** THE RECORDS **
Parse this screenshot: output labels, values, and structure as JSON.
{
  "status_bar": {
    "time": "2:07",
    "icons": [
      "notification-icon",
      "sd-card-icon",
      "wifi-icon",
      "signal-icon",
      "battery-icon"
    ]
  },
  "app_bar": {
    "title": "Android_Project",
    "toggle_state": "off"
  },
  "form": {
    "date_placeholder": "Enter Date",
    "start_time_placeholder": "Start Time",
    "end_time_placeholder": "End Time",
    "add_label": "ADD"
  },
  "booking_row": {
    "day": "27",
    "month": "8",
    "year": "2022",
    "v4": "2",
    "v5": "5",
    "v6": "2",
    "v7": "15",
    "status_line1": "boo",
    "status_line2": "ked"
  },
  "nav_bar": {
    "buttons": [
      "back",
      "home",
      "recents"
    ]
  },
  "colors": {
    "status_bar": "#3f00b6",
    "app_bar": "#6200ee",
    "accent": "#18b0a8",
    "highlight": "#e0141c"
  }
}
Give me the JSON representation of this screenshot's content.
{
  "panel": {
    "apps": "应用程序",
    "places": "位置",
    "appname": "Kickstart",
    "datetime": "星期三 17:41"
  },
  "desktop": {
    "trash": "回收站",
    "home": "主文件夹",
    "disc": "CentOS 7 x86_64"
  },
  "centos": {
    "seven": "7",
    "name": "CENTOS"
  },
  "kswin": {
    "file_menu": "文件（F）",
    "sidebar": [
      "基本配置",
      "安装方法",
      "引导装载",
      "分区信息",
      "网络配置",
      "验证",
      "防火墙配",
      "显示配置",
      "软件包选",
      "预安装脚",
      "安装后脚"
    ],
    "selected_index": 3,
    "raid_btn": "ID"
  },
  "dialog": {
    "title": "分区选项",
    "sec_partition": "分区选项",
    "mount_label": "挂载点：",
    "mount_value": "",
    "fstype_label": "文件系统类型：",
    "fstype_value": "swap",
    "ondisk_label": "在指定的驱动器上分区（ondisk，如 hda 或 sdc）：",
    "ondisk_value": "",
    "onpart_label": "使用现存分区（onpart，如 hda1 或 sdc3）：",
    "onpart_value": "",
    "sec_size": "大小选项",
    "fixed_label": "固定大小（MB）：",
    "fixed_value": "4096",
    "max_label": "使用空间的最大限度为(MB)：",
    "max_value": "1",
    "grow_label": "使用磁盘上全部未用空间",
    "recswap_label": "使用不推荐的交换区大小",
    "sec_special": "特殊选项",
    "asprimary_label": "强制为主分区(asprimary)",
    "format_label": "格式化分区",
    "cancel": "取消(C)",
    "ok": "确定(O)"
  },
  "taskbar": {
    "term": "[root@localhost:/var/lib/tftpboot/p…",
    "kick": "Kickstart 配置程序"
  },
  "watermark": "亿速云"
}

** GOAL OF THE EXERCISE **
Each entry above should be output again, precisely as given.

** PROBLEM SOLUTION **
Parse this screenshot: output labels, values, and structure as JSON.
{
  "status_bar": {
    "time": "2:07",
    "icons": [
      "notification-icon",
      "sd-card-icon",
      "wifi-icon",
      "signal-icon",
      "battery-icon"
    ]
  },
  "app_bar": {
    "title": "Android_Project",
    "toggle_state": "off"
  },
  "form": {
    "date_placeholder": "Enter Date",
    "start_time_placeholder": "Start Time",
    "end_time_placeholder": "End Time",
    "add_label": "ADD"
  },
  "booking_row": {
    "day": "27",
    "month": "8",
    "year": "2022",
    "v4": "2",
    "v5": "5",
    "v6": "2",
    "v7": "15",
    "status_line1": "boo",
    "status_line2": "ked"
  },
  "nav_bar": {
    "buttons": [
      "back",
      "home",
      "recents"
    ]
  },
  "colors": {
    "status_bar": "#3f00b6",
    "app_bar": "#6200ee",
    "accent": "#18b0a8",
    "highlight": "#e0141c"
  }
}
Give me the JSON representation of this screenshot's content.
{
  "panel": {
    "apps": "应用程序",
    "places": "位置",
    "appname": "Kickstart",
    "datetime": "星期三 17:41"
  },
  "desktop": {
    "trash": "回收站",
    "home": "主文件夹",
    "disc": "CentOS 7 x86_64"
  },
  "centos": {
    "seven": "7",
    "name": "CENTOS"
  },
  "kswin": {
    "file_menu": "文件（F）",
    "sidebar": [
      "基本配置",
      "安装方法",
      "引导装载",
      "分区信息",
      "网络配置",
      "验证",
      "防火墙配",
      "显示配置",
      "软件包选",
      "预安装脚",
      "安装后脚"
    ],
    "selected_index": 3,
    "raid_btn": "ID"
  },
  "dialog": {
    "title": "分区选项",
    "sec_partition": "分区选项",
    "mount_label": "挂载点：",
    "mount_value": "",
    "fstype_label": "文件系统类型：",
    "fstype_value": "swap",
    "ondisk_label": "在指定的驱动器上分区（ondisk，如 hda 或 sdc）：",
    "ondisk_value": "",
    "onpart_label": "使用现存分区（onpart，如 hda1 或 sdc3）：",
    "onpart_value": "",
    "sec_size": "大小选项",
    "fixed_label": "固定大小（MB）：",
    "fixed_value": "4096",
    "max_label": "使用空间的最大限度为(MB)：",
    "max_value": "1",
    "grow_label": "使用磁盘上全部未用空间",
    "recswap_label": "使用不推荐的交换区大小",
    "sec_special": "特殊选项",
    "asprimary_label": "强制为主分区(asprimary)",
    "format_label": "格式化分区",
    "cancel": "取消(C)",
    "ok": "确定(O)"
  },
  "taskbar": {
    "term": "[root@localhost:/var/lib/tftpboot/p…",
    "kick": "Kickstart 配置程序"
  },
  "watermark": "亿速云"
}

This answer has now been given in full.